Try it
Find "What data populates" in the records that follow; print that line and each subsequent line through the last one, verbatim and with nothing added.

==========

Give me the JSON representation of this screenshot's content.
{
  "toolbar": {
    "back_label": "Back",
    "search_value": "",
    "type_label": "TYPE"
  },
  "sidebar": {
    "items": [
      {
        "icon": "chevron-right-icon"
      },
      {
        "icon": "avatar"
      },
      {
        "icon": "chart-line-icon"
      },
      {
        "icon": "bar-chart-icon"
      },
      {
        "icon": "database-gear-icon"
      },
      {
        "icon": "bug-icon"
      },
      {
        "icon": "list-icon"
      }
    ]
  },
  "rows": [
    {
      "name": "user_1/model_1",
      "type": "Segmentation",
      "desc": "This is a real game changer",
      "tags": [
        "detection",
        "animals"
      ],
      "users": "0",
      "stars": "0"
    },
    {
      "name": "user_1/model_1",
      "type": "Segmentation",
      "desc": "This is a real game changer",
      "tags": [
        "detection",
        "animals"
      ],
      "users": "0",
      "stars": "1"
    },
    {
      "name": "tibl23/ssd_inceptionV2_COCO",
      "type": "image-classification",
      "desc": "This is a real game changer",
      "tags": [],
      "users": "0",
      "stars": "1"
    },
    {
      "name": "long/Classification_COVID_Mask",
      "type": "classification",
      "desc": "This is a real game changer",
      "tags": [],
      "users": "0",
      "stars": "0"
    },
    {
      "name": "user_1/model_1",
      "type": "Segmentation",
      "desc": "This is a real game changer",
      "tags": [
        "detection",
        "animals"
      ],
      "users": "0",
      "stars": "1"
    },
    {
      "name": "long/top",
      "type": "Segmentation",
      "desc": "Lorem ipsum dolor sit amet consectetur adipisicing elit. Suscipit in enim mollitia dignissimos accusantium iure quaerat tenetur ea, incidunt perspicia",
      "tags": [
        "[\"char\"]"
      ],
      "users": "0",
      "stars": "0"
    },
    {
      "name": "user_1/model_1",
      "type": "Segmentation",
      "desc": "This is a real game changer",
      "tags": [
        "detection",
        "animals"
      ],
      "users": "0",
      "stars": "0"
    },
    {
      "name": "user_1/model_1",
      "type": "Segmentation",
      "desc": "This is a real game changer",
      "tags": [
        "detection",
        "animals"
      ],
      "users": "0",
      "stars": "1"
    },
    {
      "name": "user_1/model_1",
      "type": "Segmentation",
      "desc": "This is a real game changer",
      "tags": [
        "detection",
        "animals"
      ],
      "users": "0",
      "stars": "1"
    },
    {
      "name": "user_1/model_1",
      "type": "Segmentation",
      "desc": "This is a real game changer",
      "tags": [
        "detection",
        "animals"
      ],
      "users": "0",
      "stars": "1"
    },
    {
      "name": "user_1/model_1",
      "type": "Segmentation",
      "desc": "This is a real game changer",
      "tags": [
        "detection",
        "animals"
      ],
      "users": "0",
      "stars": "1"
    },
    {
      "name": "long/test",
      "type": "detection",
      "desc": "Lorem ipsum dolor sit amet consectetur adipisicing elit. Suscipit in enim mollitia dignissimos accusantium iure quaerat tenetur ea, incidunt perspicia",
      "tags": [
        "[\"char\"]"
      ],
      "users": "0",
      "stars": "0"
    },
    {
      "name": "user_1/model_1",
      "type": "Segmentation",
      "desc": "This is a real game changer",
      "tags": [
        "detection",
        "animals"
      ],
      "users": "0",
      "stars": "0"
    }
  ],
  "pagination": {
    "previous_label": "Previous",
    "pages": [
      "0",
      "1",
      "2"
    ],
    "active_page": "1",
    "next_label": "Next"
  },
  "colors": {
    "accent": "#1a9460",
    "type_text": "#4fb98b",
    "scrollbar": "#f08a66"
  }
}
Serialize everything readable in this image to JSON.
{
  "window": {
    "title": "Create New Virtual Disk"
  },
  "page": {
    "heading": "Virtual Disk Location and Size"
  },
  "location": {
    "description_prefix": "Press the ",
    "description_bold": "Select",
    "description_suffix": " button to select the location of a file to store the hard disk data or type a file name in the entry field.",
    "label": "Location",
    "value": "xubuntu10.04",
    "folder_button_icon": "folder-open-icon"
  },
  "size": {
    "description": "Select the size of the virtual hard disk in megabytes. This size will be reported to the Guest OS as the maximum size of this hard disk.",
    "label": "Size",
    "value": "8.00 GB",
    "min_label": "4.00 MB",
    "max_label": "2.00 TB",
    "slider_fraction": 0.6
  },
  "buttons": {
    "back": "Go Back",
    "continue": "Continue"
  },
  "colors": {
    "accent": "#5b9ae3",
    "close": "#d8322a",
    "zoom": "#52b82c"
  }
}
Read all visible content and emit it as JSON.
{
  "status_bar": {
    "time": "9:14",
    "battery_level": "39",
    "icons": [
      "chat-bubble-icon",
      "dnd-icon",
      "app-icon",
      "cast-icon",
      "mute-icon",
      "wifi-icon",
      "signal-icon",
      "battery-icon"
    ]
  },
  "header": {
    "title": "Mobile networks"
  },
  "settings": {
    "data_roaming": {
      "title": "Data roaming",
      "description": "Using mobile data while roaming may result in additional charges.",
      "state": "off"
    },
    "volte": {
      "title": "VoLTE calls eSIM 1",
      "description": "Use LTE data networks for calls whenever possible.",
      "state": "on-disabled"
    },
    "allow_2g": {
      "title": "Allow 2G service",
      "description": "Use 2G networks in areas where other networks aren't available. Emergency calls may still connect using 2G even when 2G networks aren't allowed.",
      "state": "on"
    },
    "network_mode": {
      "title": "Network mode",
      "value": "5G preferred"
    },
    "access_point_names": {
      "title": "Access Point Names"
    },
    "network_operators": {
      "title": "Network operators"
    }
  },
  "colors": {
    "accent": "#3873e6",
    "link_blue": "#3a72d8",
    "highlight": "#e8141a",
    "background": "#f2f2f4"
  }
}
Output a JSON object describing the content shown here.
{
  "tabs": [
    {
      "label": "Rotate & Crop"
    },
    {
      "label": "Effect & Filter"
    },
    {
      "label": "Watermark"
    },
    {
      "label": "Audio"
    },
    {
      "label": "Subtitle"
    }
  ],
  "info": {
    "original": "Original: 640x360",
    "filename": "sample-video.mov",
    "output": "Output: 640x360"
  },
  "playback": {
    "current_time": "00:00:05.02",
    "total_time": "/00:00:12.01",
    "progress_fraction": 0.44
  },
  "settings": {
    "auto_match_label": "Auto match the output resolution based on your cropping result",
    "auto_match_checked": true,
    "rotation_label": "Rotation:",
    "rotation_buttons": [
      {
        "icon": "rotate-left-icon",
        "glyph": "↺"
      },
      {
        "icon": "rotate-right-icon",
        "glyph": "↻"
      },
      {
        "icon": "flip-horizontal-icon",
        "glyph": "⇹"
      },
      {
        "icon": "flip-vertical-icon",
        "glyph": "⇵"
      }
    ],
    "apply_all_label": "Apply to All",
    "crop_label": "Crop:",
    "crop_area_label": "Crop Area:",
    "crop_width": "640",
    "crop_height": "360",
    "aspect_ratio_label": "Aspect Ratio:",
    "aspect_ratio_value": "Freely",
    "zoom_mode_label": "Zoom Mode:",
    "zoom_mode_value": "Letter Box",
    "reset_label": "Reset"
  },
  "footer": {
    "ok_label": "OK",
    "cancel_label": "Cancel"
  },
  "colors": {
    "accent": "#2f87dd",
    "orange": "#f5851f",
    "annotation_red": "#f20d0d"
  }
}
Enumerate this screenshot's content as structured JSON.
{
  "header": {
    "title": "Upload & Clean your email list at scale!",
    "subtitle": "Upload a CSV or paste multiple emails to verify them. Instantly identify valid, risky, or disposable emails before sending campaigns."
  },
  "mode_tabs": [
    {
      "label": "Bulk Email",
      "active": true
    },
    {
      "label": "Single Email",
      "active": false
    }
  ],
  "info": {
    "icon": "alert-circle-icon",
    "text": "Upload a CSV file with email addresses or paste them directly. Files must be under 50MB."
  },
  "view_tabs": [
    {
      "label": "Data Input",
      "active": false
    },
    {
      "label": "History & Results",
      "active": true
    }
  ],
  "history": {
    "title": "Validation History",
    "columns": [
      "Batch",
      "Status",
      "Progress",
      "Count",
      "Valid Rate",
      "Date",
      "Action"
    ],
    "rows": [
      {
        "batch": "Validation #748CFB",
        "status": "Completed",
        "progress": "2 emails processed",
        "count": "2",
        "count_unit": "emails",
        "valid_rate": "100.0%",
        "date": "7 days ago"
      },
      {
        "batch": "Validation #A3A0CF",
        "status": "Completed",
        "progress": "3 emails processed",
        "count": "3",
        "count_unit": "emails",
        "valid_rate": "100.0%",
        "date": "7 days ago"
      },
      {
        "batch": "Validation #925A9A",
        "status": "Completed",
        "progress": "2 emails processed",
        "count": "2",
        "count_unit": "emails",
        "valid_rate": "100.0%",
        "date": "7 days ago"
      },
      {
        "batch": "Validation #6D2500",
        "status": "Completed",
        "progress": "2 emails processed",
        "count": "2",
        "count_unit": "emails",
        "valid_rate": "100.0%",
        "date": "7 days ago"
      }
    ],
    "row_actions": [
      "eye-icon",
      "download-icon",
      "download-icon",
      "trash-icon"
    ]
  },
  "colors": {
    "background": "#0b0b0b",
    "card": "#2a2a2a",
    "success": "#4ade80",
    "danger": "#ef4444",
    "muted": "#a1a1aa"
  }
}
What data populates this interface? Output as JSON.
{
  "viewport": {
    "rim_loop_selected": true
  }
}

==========

Output
What data populates this interface? Output as JSON.
{
  "viewport": {
    "rim_loop_selected": true
  }
}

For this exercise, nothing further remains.